I’m very nearly ready to do a before and after update of my bedroom. You can see a few new additions in this photo, but I’m waiting on one more arrival, and then I’ll be ready to do a post to give you the full scope of how far this room has come! (Spoiler alert: VERY FAR)
In the meantime, I wanted to talk through some tips for framing artwork because I just framed my Debbie Carlos sheep photo and I know how off-putting and expensive the framing process can be. Let’s talk through it…
This print is very big, and not a standard size so going to Ikea, Habitat, or some similar place to get a pre-made frame was out of the question for this piece. I have purchased the Ribba frame from Ikea for the Cocoa Eyes print in my living room, and it’s okay quality. You can’t ask for much more that that for £12. You will have fewer options than a fully bespoke framing job, but if your artwork is a standard size, it can greatly simplify your framing process by using pre-made frames. Tip #1: To save time and money, use pre-made frames where possible.
I already mentioned that my print is not standard-sized and is also massive, so what then? As an interim measure, I DIYed these hangers to hold my print– you can see it in the left-hand image just above. This is a cute (and cheap) way to display prints, but turned out not to be the best option for this print because it’s too large. I had to Blu Tack the corners down at the top because they flapped down otherwise. This DIY is better suited to a smaller print that’s closer to the width of the hanger. A similar interim trick is to use metal clips on the corners to hold the print to the wall (again, a trick I’ve used in my living room). Just be sure that you put some kind of padding between the clips and the paper so it doesn’t leave marks. I used a folded piece of cardboard. Tip #2: If you can’t afford a frame yet, use clips and DIY tricks.
If you buy your artwork online from someone like Society 6, Easyart, or Art.com, they have the option to frame your artwork right there– should you do that? I think so, yes. If the print is not a standard size and you know that you want to have it framed, I would suggest using that service if you have the money right then. Society 6 has limited, but modern framing options, and Easyart and Art.com both have a plethora of frames to choose from. You’ll be hard-pressed to get your print framed at a cheaper price if it’s not a standard size.
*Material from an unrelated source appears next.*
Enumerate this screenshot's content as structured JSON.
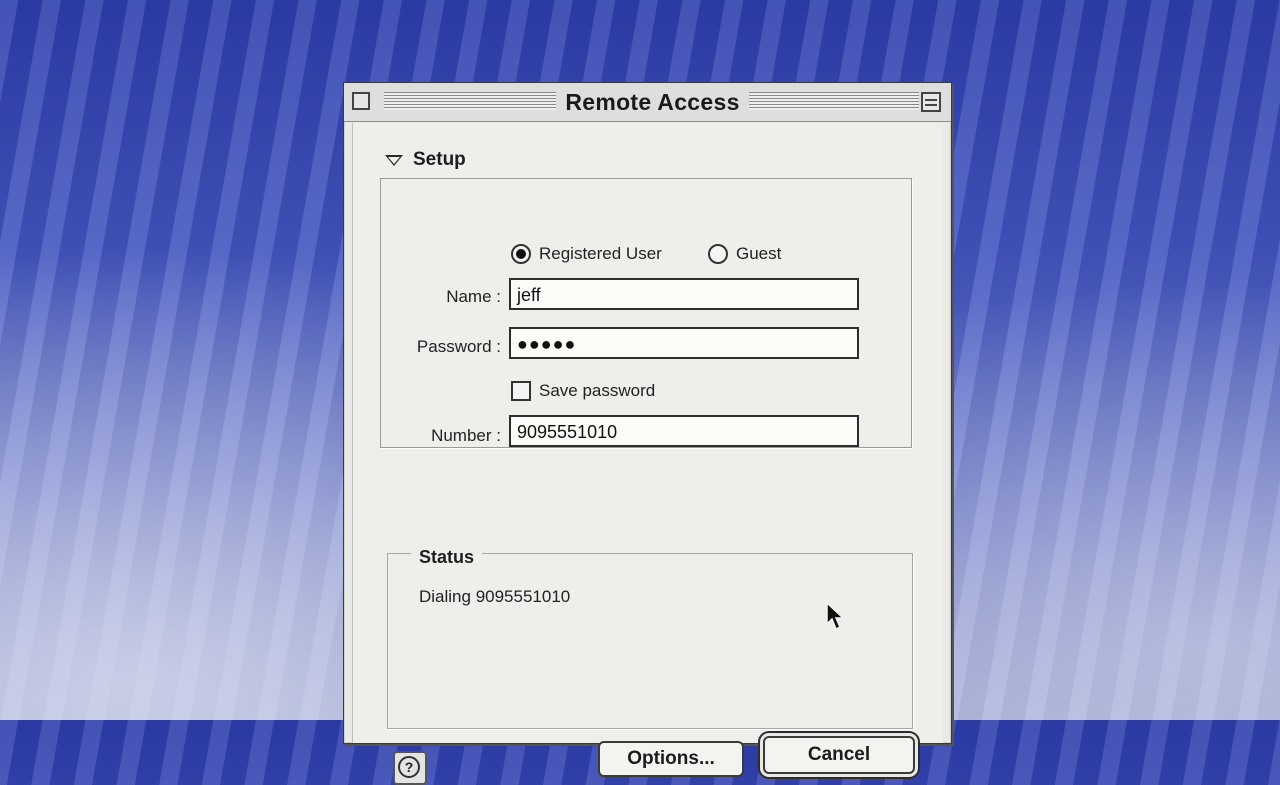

Framers can be hard to find these days, and the prices can shock you out of your socks. These companies are able to give you slightly better prices due to volume.
I bought the frame for my Debbie Carlos photo from a site I discovered, eFrame.co.uk. They function a lot like the services that these art sites provide, so if you already have your artwork, you can use this site to get your frame and mount online. I discovered this site over a year ago when I was looking for an odd-sized frame and I bookmarked it to try later because the prices were so good! You can create custom frames in almost any kind of style you can dream up. This frame is around 36″x48″ and was only £65. It’s done to my exact needs, down to the millimeter, and I can tell you that I’ve been quoted more than that for smaller prints in framing shops. Framing can be expensive, so you have to think smart. Tip #3: Take advantage of online framing resources.
I’ll just leave you with one more tip on this subject, but I’m thinking that I should maybe do another post on how to choose a frame style. Okay, last tip…
Tip #4: Do you really want that mount? Typically, people will get a mount and a frame. The mount is an additional expense, and will also add to the cost of your frame because it will need to be bigger to accommodate it. In my mind, mounts are a less contemporary look, so when I frame art I tend to go for a simple frame and no mount. That’s what I like stylistically, but if you’re trying to find a way to cut down framing costs, you may want to ask yourself if you really need that mount.
What are some of your tips for framing art in an affordable way?